**What to work on:** Output all of the entries exactly as written.

**Dataset records:**
--------

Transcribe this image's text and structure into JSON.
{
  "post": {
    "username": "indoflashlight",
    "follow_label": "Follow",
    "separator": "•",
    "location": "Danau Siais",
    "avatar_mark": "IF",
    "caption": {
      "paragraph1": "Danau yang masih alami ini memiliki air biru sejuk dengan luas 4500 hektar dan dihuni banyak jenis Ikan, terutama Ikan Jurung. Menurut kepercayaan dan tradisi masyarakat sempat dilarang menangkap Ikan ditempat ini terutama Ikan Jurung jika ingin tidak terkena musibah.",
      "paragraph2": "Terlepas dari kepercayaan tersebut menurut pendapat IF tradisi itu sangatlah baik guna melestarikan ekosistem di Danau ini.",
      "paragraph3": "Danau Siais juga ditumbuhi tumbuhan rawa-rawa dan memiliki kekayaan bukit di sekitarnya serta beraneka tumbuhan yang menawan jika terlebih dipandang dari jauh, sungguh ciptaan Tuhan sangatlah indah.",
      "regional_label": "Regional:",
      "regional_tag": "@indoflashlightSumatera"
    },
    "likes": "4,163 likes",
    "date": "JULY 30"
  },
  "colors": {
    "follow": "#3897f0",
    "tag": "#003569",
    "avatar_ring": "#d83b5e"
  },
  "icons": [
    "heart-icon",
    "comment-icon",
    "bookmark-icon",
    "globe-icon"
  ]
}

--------

**Response for this exercise:**
Transcribe this image's text and structure into JSON.
{
  "post": {
    "username": "indoflashlight",
    "follow_label": "Follow",
    "separator": "•",
    "location": "Danau Siais",
    "avatar_mark": "IF",
    "caption": {
      "paragraph1": "Danau yang masih alami ini memiliki air biru sejuk dengan luas 4500 hektar dan dihuni banyak jenis Ikan, terutama Ikan Jurung. Menurut kepercayaan dan tradisi masyarakat sempat dilarang menangkap Ikan ditempat ini terutama Ikan Jurung jika ingin tidak terkena musibah.",
      "paragraph2": "Terlepas dari kepercayaan tersebut menurut pendapat IF tradisi itu sangatlah baik guna melestarikan ekosistem di Danau ini.",
      "paragraph3": "Danau Siais juga ditumbuhi tumbuhan rawa-rawa dan memiliki kekayaan bukit di sekitarnya serta beraneka tumbuhan yang menawan jika terlebih dipandang dari jauh, sungguh ciptaan Tuhan sangatlah indah.",
      "regional_label": "Regional:",
      "regional_tag": "@indoflashlightSumatera"
    },
    "likes": "4,163 likes",
    "date": "JULY 30"
  },
  "colors": {
    "follow": "#3897f0",
    "tag": "#003569",
    "avatar_ring": "#d83b5e"
  },
  "icons": [
    "heart-icon",
    "comment-icon",
    "bookmark-icon",
    "globe-icon"
  ]
}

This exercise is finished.